Goal of the exercise. Write the listing out again word for word. Pictures do not belong in the copy.

▬▬▬▬▬▬

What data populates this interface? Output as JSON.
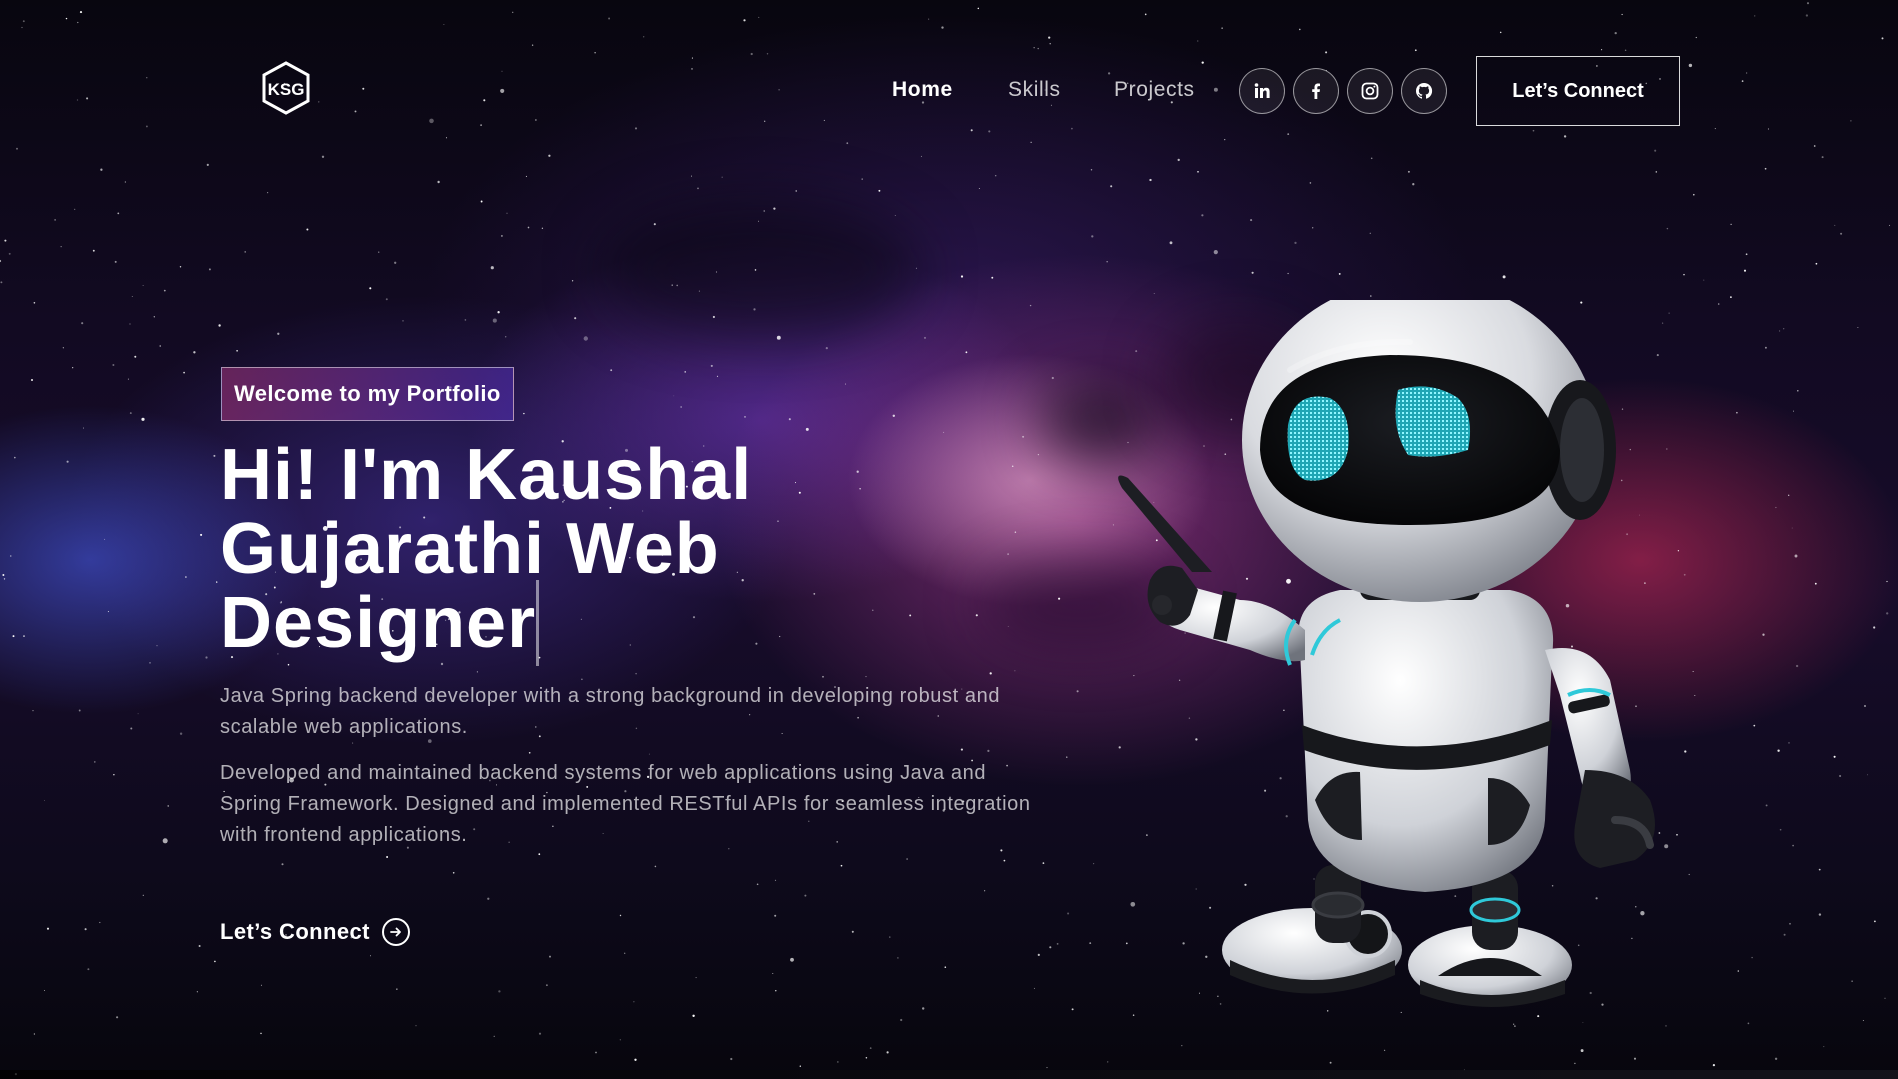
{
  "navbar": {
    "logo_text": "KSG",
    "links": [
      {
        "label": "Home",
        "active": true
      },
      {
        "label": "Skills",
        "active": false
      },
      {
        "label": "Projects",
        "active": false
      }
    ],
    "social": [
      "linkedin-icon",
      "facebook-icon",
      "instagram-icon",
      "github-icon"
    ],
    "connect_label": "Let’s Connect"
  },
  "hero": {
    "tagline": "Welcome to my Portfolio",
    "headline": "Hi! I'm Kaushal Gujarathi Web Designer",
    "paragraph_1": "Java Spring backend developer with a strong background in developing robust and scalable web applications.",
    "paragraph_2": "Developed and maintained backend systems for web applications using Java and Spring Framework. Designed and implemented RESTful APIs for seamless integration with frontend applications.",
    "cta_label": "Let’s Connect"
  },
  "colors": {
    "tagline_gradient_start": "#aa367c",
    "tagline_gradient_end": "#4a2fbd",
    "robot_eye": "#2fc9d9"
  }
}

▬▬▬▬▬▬

Answer section.
What data populates this interface? Output as JSON.
{
  "navbar": {
    "logo_text": "KSG",
    "links": [
      {
        "label": "Home",
        "active": true
      },
      {
        "label": "Skills",
        "active": false
      },
      {
        "label": "Projects",
        "active": false
      }
    ],
    "social": [
      "linkedin-icon",
      "facebook-icon",
      "instagram-icon",
      "github-icon"
    ],
    "connect_label": "Let’s Connect"
  },
  "hero": {
    "tagline": "Welcome to my Portfolio",
    "headline": "Hi! I'm Kaushal Gujarathi Web Designer",
    "paragraph_1": "Java Spring backend developer with a strong background in developing robust and scalable web applications.",
    "paragraph_2": "Developed and maintained backend systems for web applications using Java and Spring Framework. Designed and implemented RESTful APIs for seamless integration with frontend applications.",
    "cta_label": "Let’s Connect"
  },
  "colors": {
    "tagline_gradient_start": "#aa367c",
    "tagline_gradient_end": "#4a2fbd",
    "robot_eye": "#2fc9d9"
  }
}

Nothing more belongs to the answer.